BEGIN Records shown

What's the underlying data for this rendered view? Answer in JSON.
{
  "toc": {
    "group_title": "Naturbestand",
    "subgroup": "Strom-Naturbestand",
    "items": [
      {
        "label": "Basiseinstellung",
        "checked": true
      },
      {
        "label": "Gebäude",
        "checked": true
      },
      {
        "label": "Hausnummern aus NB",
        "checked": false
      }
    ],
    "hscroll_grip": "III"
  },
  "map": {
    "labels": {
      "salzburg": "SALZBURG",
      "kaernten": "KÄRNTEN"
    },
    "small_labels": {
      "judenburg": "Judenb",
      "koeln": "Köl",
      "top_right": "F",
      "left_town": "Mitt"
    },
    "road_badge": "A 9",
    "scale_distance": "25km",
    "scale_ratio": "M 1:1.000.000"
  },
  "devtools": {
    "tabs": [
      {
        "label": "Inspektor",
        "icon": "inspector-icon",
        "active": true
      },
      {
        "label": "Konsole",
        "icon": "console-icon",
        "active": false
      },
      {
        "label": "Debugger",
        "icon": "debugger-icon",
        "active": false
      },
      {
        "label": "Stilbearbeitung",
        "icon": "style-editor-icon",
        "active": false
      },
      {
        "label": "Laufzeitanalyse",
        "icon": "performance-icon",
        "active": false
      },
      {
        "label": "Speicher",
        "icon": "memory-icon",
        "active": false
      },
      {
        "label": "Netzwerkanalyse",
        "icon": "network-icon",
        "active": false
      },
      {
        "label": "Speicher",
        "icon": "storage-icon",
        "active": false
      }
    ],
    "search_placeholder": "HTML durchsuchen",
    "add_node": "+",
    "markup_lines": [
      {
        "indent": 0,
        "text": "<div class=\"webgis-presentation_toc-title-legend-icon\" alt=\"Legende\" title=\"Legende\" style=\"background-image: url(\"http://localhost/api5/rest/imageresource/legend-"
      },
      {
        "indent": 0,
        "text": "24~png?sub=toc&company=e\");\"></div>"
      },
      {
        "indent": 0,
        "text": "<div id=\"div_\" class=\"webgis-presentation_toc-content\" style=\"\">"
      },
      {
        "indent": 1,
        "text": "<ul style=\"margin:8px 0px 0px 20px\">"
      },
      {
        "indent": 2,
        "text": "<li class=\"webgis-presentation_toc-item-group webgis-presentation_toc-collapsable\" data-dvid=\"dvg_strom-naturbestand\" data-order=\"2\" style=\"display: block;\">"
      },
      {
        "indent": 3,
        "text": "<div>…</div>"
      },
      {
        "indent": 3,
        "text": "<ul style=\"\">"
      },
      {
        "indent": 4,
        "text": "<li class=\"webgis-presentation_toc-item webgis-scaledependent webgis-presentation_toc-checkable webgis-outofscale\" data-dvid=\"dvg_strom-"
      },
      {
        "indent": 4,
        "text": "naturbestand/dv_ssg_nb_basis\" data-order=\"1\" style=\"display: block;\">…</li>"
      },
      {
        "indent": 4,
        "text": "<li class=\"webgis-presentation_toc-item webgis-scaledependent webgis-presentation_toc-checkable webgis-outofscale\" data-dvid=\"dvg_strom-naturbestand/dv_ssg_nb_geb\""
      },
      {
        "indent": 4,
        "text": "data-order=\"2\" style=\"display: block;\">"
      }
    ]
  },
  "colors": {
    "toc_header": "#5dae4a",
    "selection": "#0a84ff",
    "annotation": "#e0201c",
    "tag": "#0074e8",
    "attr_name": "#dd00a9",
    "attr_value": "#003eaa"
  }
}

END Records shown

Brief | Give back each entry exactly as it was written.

Task response |
What's the underlying data for this rendered view? Answer in JSON.
{
  "toc": {
    "group_title": "Naturbestand",
    "subgroup": "Strom-Naturbestand",
    "items": [
      {
        "label": "Basiseinstellung",
        "checked": true
      },
      {
        "label": "Gebäude",
        "checked": true
      },
      {
        "label": "Hausnummern aus NB",
        "checked": false
      }
    ],
    "hscroll_grip": "III"
  },
  "map": {
    "labels": {
      "salzburg": "SALZBURG",
      "kaernten": "KÄRNTEN"
    },
    "small_labels": {
      "judenburg": "Judenb",
      "koeln": "Köl",
      "top_right": "F",
      "left_town": "Mitt"
    },
    "road_badge": "A 9",
    "scale_distance": "25km",
    "scale_ratio": "M 1:1.000.000"
  },
  "devtools": {
    "tabs": [
      {
        "label": "Inspektor",
        "icon": "inspector-icon",
        "active": true
      },
      {
        "label": "Konsole",
        "icon": "console-icon",
        "active": false
      },
      {
        "label": "Debugger",
        "icon": "debugger-icon",
        "active": false
      },
      {
        "label": "Stilbearbeitung",
        "icon": "style-editor-icon",
        "active": false
      },
      {
        "label": "Laufzeitanalyse",
        "icon": "performance-icon",
        "active": false
      },
      {
        "label": "Speicher",
        "icon": "memory-icon",
        "active": false
      },
      {
        "label": "Netzwerkanalyse",
        "icon": "network-icon",
        "active": false
      },
      {
        "label": "Speicher",
        "icon": "storage-icon",
        "active": false
      }
    ],
    "search_placeholder": "HTML durchsuchen",
    "add_node": "+",
    "markup_lines": [
      {
        "indent": 0,
        "text": "<div class=\"webgis-presentation_toc-title-legend-icon\" alt=\"Legende\" title=\"Legende\" style=\"background-image: url(\"http://localhost/api5/rest/imageresource/legend-"
      },
      {
        "indent": 0,
        "text": "24~png?sub=toc&company=e\");\"></div>"
      },
      {
        "indent": 0,
        "text": "<div id=\"div_\" class=\"webgis-presentation_toc-content\" style=\"\">"
      },
      {
        "indent": 1,
        "text": "<ul style=\"margin:8px 0px 0px 20px\">"
      },
      {
        "indent": 2,
        "text": "<li class=\"webgis-presentation_toc-item-group webgis-presentation_toc-collapsable\" data-dvid=\"dvg_strom-naturbestand\" data-order=\"2\" style=\"display: block;\">"
      },
      {
        "indent": 3,
        "text": "<div>…</div>"
      },
      {
        "indent": 3,
        "text": "<ul style=\"\">"
      },
      {
        "indent": 4,
        "text": "<li class=\"webgis-presentation_toc-item webgis-scaledependent webgis-presentation_toc-checkable webgis-outofscale\" data-dvid=\"dvg_strom-"
      },
      {
        "indent": 4,
        "text": "naturbestand/dv_ssg_nb_basis\" data-order=\"1\" style=\"display: block;\">…</li>"
      },
      {
        "indent": 4,
        "text": "<li class=\"webgis-presentation_toc-item webgis-scaledependent webgis-presentation_toc-checkable webgis-outofscale\" data-dvid=\"dvg_strom-naturbestand/dv_ssg_nb_geb\""
      },
      {
        "indent": 4,
        "text": "data-order=\"2\" style=\"display: block;\">"
      }
    ]
  },
  "colors": {
    "toc_header": "#5dae4a",
    "selection": "#0a84ff",
    "annotation": "#e0201c",
    "tag": "#0074e8",
    "attr_name": "#dd00a9",
    "attr_value": "#003eaa"
  }
}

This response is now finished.